Company engineers sought to make power management features more accessible than previous versions of Windows while at the same time, giving people the ability to customize settings.
The operating system, which, by default is smarter about what to turn on when, according to company executives. For example, the Bluetooth wireless services won't be activated until a device is connected and the DVD spindle will not fire up as often.
By default, there is an automatic sleep mode and laptop displays will dim after a short period of time. End users can adjust the power management settings from the battery meter on Windows 7 without having to go into the Control Panel.
"Just by providing that information when they hover over the battery and make a change with one click makes it really simple and we get the behavior we want," said Francois Ajenstat, director of environmental sustainability at Microsoft.
Microsoft is also working with hardware partners during the beta of Windows 7. The company will be sharing energy-related data in an effort to resolve driver conflicts that prevent a PC from going into sleep mode.
IT professionals, meanwhile, get enhanced tools for centralized power management, including a command line program that diagnoses why a specific PC is not running efficiently by identifying problems such as driver conflicts.

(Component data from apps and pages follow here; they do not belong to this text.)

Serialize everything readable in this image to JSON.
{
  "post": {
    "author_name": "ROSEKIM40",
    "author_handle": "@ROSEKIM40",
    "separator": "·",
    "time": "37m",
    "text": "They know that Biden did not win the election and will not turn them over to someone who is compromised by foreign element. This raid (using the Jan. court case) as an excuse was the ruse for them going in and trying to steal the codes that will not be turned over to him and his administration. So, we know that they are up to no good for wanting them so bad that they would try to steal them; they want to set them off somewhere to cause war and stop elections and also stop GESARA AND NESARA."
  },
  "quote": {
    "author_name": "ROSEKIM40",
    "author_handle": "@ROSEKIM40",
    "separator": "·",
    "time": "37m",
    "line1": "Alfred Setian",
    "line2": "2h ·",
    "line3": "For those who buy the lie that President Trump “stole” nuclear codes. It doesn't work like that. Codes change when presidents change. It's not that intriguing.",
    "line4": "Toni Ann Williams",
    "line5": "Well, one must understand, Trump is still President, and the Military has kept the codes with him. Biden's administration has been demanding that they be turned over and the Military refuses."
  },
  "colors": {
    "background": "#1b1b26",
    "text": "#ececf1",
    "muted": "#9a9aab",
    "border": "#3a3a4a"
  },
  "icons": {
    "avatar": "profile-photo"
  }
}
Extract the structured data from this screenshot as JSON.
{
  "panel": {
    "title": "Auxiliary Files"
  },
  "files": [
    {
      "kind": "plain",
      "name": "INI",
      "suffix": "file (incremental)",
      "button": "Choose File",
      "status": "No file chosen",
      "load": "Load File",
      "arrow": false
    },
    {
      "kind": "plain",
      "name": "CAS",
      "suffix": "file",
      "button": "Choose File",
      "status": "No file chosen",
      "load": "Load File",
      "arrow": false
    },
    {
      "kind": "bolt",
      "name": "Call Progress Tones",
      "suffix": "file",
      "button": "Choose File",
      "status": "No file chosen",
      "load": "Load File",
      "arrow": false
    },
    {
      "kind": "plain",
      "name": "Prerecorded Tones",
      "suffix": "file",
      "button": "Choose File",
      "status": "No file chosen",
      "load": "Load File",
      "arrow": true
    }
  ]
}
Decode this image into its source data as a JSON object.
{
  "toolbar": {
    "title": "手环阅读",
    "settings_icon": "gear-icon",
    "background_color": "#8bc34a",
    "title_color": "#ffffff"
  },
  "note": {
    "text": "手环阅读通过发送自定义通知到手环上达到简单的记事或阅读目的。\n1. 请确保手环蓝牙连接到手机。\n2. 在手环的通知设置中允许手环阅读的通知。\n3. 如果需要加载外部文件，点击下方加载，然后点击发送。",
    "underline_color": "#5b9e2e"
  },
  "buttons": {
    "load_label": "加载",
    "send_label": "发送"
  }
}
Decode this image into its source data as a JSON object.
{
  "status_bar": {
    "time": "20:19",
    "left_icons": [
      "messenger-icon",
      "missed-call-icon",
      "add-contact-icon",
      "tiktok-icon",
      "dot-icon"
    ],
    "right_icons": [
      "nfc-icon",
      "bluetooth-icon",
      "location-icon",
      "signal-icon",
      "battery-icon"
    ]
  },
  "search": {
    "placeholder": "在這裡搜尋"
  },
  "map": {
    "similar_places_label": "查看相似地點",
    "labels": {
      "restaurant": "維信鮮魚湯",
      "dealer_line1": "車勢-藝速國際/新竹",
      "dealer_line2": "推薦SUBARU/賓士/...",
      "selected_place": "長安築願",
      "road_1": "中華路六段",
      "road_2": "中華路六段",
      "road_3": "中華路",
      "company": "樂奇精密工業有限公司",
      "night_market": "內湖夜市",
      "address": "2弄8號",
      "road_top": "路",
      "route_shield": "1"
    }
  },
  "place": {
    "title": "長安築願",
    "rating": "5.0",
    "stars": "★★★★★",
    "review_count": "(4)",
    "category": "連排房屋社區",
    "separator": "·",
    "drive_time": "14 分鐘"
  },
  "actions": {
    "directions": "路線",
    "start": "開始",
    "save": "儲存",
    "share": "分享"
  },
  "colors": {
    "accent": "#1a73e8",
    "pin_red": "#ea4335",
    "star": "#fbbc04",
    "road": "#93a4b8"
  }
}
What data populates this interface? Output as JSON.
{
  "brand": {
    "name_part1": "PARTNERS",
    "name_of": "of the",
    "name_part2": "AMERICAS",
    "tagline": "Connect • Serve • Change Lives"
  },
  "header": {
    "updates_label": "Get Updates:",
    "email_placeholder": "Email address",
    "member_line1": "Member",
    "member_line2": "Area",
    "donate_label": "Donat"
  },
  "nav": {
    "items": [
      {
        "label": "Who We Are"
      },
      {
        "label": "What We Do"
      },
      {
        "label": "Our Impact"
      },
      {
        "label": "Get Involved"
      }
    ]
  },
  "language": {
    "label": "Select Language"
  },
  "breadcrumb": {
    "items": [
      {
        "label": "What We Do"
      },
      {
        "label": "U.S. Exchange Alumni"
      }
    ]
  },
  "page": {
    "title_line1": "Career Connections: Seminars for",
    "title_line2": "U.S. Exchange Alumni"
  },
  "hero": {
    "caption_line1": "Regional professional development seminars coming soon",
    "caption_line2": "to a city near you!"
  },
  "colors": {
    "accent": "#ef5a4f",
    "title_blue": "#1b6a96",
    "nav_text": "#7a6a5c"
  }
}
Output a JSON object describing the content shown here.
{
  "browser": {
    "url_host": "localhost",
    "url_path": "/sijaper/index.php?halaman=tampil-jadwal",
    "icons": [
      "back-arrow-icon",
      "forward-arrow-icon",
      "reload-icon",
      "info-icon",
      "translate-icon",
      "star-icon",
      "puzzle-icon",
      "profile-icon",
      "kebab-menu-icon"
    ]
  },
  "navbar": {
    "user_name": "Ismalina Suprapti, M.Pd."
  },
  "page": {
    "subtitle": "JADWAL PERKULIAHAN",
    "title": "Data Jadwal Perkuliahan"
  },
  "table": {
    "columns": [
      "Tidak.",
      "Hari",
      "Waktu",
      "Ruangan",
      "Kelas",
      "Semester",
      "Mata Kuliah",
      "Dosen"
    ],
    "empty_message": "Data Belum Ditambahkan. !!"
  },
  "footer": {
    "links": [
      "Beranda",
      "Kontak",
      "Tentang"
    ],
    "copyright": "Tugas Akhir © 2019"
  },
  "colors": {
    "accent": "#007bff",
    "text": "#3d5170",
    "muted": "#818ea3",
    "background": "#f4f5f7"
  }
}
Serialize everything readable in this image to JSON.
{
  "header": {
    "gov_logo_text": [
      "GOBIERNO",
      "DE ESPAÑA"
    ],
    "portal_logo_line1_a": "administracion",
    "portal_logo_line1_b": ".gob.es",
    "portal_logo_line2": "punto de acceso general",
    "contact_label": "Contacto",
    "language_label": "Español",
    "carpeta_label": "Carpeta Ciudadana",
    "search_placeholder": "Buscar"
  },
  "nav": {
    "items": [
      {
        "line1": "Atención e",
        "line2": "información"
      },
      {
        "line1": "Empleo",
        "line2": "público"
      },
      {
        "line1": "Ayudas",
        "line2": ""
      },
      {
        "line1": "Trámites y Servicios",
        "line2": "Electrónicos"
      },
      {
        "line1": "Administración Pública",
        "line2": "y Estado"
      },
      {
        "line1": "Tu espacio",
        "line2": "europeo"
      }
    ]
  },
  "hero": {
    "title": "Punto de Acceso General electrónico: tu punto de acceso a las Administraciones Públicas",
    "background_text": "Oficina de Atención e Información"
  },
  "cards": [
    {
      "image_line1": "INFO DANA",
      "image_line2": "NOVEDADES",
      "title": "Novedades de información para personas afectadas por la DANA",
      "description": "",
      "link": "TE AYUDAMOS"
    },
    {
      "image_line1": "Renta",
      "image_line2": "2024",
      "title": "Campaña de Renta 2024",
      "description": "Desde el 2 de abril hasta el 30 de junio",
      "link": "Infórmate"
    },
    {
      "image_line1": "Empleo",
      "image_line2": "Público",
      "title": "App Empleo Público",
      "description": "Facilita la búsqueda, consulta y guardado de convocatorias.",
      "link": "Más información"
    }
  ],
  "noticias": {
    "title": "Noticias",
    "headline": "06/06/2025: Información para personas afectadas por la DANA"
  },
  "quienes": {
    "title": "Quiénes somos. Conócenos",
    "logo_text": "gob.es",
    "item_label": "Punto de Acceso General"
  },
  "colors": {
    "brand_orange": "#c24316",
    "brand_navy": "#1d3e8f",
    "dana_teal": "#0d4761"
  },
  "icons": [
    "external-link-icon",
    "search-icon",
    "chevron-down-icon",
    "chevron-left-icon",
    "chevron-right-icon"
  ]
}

Windows Vista added 30 new features for energy efficiency and Windows 7 enhances some of those. For example, Windows 7 has a "wake-up LAN" feature so that Wi-Fi-connected PCs can get roused out of sleep mode to get software updates.
"We tried to make it so you don't have to change anything but if you have a specific-use case, you can make changes through group policies," said Jason Leznek, group project manager for Windows 7.
The savings for a business from active PC power management are significant. Continental Airlines, which has thousands of PCs, saved between $1.5 million and $2 million a year by using the tools in Vista, according to Microsoft.
Microsoft expects that there is still a need for third-party companies that also do PC power management. Verdiem, for example, generates reports and works with multiple versions of Windows, said Leznek
Because there are so many variables, Leznek and Ajenstat shied away from giving a specific number on how much more efficient a Windows 7 PC can be. But they expect a significant cumulative effect.
"Probably 70 percent of business users leave PCs on at night for various reasons. That's a lot of wasted energy," said Ajenstat.